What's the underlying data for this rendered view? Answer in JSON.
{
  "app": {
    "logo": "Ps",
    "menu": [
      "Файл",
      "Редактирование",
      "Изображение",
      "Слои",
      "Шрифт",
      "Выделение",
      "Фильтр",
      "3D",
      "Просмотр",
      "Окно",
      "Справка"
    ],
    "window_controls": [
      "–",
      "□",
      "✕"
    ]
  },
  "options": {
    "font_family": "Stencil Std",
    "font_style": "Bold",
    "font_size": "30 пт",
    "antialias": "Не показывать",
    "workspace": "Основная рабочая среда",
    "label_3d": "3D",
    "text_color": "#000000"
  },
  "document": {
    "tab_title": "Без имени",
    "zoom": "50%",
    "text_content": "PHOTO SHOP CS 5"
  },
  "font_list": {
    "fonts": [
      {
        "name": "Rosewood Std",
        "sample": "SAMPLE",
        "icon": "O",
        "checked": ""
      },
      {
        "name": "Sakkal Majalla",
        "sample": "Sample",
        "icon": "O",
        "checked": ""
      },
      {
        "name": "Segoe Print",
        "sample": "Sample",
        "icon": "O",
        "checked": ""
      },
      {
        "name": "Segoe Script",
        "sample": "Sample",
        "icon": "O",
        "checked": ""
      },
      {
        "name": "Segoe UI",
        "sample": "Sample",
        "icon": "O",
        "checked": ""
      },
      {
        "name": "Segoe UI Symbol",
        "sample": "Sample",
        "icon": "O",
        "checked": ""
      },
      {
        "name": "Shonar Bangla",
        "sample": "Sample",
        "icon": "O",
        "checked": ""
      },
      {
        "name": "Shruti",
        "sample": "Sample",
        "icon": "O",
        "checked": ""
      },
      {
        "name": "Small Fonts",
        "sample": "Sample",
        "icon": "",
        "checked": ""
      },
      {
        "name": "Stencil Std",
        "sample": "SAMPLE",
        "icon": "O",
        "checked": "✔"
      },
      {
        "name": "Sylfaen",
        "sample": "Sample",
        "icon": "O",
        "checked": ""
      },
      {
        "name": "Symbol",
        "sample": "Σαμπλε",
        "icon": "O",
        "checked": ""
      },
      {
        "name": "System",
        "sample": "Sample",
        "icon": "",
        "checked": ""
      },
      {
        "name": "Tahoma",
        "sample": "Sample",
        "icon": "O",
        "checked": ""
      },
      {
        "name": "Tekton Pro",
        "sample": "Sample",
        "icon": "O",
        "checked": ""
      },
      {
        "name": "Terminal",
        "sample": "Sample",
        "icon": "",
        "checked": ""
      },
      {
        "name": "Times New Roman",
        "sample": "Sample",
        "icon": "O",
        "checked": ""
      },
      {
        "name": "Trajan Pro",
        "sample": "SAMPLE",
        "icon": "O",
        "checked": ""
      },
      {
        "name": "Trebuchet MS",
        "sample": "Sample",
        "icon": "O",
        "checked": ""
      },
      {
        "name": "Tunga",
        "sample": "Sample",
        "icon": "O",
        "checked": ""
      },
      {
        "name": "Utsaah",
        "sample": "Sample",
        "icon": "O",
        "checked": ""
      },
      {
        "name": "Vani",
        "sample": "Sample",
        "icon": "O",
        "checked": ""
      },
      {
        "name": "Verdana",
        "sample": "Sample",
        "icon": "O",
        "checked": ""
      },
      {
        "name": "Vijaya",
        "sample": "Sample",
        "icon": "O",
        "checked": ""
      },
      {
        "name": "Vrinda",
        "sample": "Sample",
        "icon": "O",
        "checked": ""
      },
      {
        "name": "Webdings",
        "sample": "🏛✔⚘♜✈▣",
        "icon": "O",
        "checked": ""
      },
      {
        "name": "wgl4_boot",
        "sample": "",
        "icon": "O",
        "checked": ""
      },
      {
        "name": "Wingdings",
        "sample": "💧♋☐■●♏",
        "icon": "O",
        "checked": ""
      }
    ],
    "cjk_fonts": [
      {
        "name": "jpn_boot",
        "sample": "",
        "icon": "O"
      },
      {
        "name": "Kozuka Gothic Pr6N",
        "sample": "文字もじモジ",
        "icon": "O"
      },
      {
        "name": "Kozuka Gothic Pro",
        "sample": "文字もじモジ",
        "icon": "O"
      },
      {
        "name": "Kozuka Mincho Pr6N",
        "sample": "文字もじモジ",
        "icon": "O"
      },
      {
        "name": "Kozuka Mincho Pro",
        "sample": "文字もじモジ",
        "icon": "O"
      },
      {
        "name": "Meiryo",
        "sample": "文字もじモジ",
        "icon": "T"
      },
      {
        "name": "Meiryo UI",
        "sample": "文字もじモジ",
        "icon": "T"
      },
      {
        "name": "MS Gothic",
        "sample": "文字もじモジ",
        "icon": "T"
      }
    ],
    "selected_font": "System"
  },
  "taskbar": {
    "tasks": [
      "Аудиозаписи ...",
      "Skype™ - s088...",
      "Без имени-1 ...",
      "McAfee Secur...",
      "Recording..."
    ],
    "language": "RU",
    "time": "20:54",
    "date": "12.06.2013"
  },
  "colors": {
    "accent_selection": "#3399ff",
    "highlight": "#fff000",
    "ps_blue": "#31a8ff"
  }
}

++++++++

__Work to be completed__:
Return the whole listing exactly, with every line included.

__Solution to the exercise__:
What's the underlying data for this rendered view? Answer in JSON.
{
  "app": {
    "logo": "Ps",
    "menu": [
      "Файл",
      "Редактирование",
      "Изображение",
      "Слои",
      "Шрифт",
      "Выделение",
      "Фильтр",
      "3D",
      "Просмотр",
      "Окно",
      "Справка"
    ],
    "window_controls": [
      "–",
      "□",
      "✕"
    ]
  },
  "options": {
    "font_family": "Stencil Std",
    "font_style": "Bold",
    "font_size": "30 пт",
    "antialias": "Не показывать",
    "workspace": "Основная рабочая среда",
    "label_3d": "3D",
    "text_color": "#000000"
  },
  "document": {
    "tab_title": "Без имени",
    "zoom": "50%",
    "text_content": "PHOTO SHOP CS 5"
  },
  "font_list": {
    "fonts": [
      {
        "name": "Rosewood Std",
        "sample": "SAMPLE",
        "icon": "O",
        "checked": ""
      },
      {
        "name": "Sakkal Majalla",
        "sample": "Sample",
        "icon": "O",
        "checked": ""
      },
      {
        "name": "Segoe Print",
        "sample": "Sample",
        "icon": "O",
        "checked": ""
      },
      {
        "name": "Segoe Script",
        "sample": "Sample",
        "icon": "O",
        "checked": ""
      },
      {
        "name": "Segoe UI",
        "sample": "Sample",
        "icon": "O",
        "checked": ""
      },
      {
        "name": "Segoe UI Symbol",
        "sample": "Sample",
        "icon": "O",
        "checked": ""
      },
      {
        "name": "Shonar Bangla",
        "sample": "Sample",
        "icon": "O",
        "checked": ""
      },
      {
        "name": "Shruti",
        "sample": "Sample",
        "icon": "O",
        "checked": ""
      },
      {
        "name": "Small Fonts",
        "sample": "Sample",
        "icon": "",
        "checked": ""
      },
      {
        "name": "Stencil Std",
        "sample": "SAMPLE",
        "icon": "O",
        "checked": "✔"
      },
      {
        "name": "Sylfaen",
        "sample": "Sample",
        "icon": "O",
        "checked": ""
      },
      {
        "name": "Symbol",
        "sample": "Σαμπλε",
        "icon": "O",
        "checked": ""
      },
      {
        "name": "System",
        "sample": "Sample",
        "icon": "",
        "checked": ""
      },
      {
        "name": "Tahoma",
        "sample": "Sample",
        "icon": "O",
        "checked": ""
      },
      {
        "name": "Tekton Pro",
        "sample": "Sample",
        "icon": "O",
        "checked": ""
      },
      {
        "name": "Terminal",
        "sample": "Sample",
        "icon": "",
        "checked": ""
      },
      {
        "name": "Times New Roman",
        "sample": "Sample",
        "icon": "O",
        "checked": ""
      },
      {
        "name": "Trajan Pro",
        "sample": "SAMPLE",
        "icon": "O",
        "checked": ""
      },
      {
        "name": "Trebuchet MS",
        "sample": "Sample",
        "icon": "O",
        "checked": ""
      },
      {
        "name": "Tunga",
        "sample": "Sample",
        "icon": "O",
        "checked": ""
      },
      {
        "name": "Utsaah",
        "sample": "Sample",
        "icon": "O",
        "checked": ""
      },
      {
        "name": "Vani",
        "sample": "Sample",
        "icon": "O",
        "checked": ""
      },
      {
        "name": "Verdana",
        "sample": "Sample",
        "icon": "O",
        "checked": ""
      },
      {
        "name": "Vijaya",
        "sample": "Sample",
        "icon": "O",
        "checked": ""
      },
      {
        "name": "Vrinda",
        "sample": "Sample",
        "icon": "O",
        "checked": ""
      },
      {
        "name": "Webdings",
        "sample": "🏛✔⚘♜✈▣",
        "icon": "O",
        "checked": ""
      },
      {
        "name": "wgl4_boot",
        "sample": "",
        "icon": "O",
        "checked": ""
      },
      {
        "name": "Wingdings",
        "sample": "💧♋☐■●♏",
        "icon": "O",
        "checked": ""
      }
    ],
    "cjk_fonts": [
      {
        "name": "jpn_boot",
        "sample": "",
        "icon": "O"
      },
      {
        "name": "Kozuka Gothic Pr6N",
        "sample": "文字もじモジ",
        "icon": "O"
      },
      {
        "name": "Kozuka Gothic Pro",
        "sample": "文字もじモジ",
        "icon": "O"
      },
      {
        "name": "Kozuka Mincho Pr6N",
        "sample": "文字もじモジ",
        "icon": "O"
      },
      {
        "name": "Kozuka Mincho Pro",
        "sample": "文字もじモジ",
        "icon": "O"
      },
      {
        "name": "Meiryo",
        "sample": "文字もじモジ",
        "icon": "T"
      },
      {
        "name": "Meiryo UI",
        "sample": "文字もじモジ",
        "icon": "T"
      },
      {
        "name": "MS Gothic",
        "sample": "文字もじモジ",
        "icon": "T"
      }
    ],
    "selected_font": "System"
  },
  "taskbar": {
    "tasks": [
      "Аудиозаписи ...",
      "Skype™ - s088...",
      "Без имени-1 ...",
      "McAfee Secur...",
      "Recording..."
    ],
    "language": "RU",
    "time": "20:54",
    "date": "12.06.2013"
  },
  "colors": {
    "accent_selection": "#3399ff",
    "highlight": "#fff000",
    "ps_blue": "#31a8ff"
  }
}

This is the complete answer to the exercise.